Rudolph Valentino Charles
He joined the West Indian Tobacco Desperadoes Steel Orchestra (Witco Desperadoes or Desperadoes) in 1958 and became band leader from 1961.
Originally called the Gay Desperadoes, Rudolph was influential in changing the band's name due to its then negative connotations.
Throughout much of his leadership, the Desperadoes were considered to be the greatest band in the world. Rudolph was known for effectively participating in the steelband’s organisation as well as musical direction. Panorama was at the forefront of this drive as he is quoted “Carnival produces strength on the hill”.
His tuning style produced a unique tone and became a part of the Desperadoes signature.
Rudolph was been credited with
- The 9 bass
- The 12 bass
- The rocket pan
- The quadrophonic pan
- The triple second with foot bass
- The Chariot pan
Rudolph passed away 29 March 1985, the same day and month that Dr Eric Williams, the first Prime Minister of Trinidad and Tobago, passed away(1981). He was burried in a Chariot Pan and remembered as a man of great talent who used to walk the hills of Laventille with his hammer.
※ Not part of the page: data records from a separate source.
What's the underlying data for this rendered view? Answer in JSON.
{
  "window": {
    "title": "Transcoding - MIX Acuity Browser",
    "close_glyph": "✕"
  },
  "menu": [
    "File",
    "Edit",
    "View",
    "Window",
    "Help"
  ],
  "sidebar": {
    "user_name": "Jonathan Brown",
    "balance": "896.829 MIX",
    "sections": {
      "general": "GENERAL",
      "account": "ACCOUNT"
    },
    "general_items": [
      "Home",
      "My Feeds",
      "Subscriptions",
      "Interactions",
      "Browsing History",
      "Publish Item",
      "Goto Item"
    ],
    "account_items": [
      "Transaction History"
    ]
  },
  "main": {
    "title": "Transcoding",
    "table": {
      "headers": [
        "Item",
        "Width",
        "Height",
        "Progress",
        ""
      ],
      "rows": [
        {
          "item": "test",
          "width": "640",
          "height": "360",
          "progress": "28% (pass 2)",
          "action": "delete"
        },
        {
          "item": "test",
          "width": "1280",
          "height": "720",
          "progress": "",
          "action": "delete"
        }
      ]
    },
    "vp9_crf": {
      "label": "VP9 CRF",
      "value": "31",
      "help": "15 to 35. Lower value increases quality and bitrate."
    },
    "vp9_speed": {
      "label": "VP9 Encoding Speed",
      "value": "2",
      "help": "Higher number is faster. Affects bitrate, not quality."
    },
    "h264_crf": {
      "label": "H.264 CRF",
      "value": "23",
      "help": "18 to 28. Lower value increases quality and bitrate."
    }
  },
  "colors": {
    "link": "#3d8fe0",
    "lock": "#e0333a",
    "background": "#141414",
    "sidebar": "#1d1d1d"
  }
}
In 1986 David Rudder co-wrote and sang a song dedicated to Rudolph Charles. The song and its album were titled The Hammer.
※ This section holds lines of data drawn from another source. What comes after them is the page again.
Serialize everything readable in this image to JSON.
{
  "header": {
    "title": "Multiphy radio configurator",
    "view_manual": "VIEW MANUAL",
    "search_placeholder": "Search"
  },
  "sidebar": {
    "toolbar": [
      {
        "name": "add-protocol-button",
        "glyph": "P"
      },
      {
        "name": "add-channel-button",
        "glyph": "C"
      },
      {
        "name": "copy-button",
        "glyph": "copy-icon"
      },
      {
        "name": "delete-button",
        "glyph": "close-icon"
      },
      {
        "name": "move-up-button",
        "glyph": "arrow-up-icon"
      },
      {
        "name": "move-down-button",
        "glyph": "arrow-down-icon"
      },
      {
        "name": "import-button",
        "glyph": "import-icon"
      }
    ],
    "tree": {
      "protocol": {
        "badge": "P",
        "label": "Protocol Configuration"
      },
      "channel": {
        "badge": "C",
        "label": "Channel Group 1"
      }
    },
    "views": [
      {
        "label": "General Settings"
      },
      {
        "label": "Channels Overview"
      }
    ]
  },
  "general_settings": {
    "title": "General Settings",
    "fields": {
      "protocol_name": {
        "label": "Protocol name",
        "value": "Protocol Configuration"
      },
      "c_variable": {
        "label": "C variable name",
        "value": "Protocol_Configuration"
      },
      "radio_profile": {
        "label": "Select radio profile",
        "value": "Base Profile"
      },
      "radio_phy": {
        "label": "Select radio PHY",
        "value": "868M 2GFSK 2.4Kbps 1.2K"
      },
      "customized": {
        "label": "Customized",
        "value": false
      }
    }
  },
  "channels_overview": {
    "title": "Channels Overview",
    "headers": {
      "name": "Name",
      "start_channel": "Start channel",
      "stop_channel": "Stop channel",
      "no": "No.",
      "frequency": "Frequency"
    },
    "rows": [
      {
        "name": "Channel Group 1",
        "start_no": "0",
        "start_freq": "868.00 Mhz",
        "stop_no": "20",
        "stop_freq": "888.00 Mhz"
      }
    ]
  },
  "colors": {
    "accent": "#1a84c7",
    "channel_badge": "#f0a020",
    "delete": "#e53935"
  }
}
The Rudolph Charles Pan Innovation Award was founded to encourage emerging tuners, and is a part of the Trinidad and Tobago National Steelband Music Festival. The bore pan is one of the notable inventions to have emerged form this competition.
In 2005 Destra Garcia paid tribute to Rudolph Charles and her home town with a song entitled Laventille (The Hammer Revisited), a duet with David Rudder.
UK Panorama 2013 - Real Steel reigned supreme with their tune of choice 'Hammer Time', a calypso dedicated to the late Rudolph Charles.
In 2014, Rudolph Charles was posthumously awarded the Chaconia Medal (Silver) for his contribution to culture at the anniversary of Independence National Awards.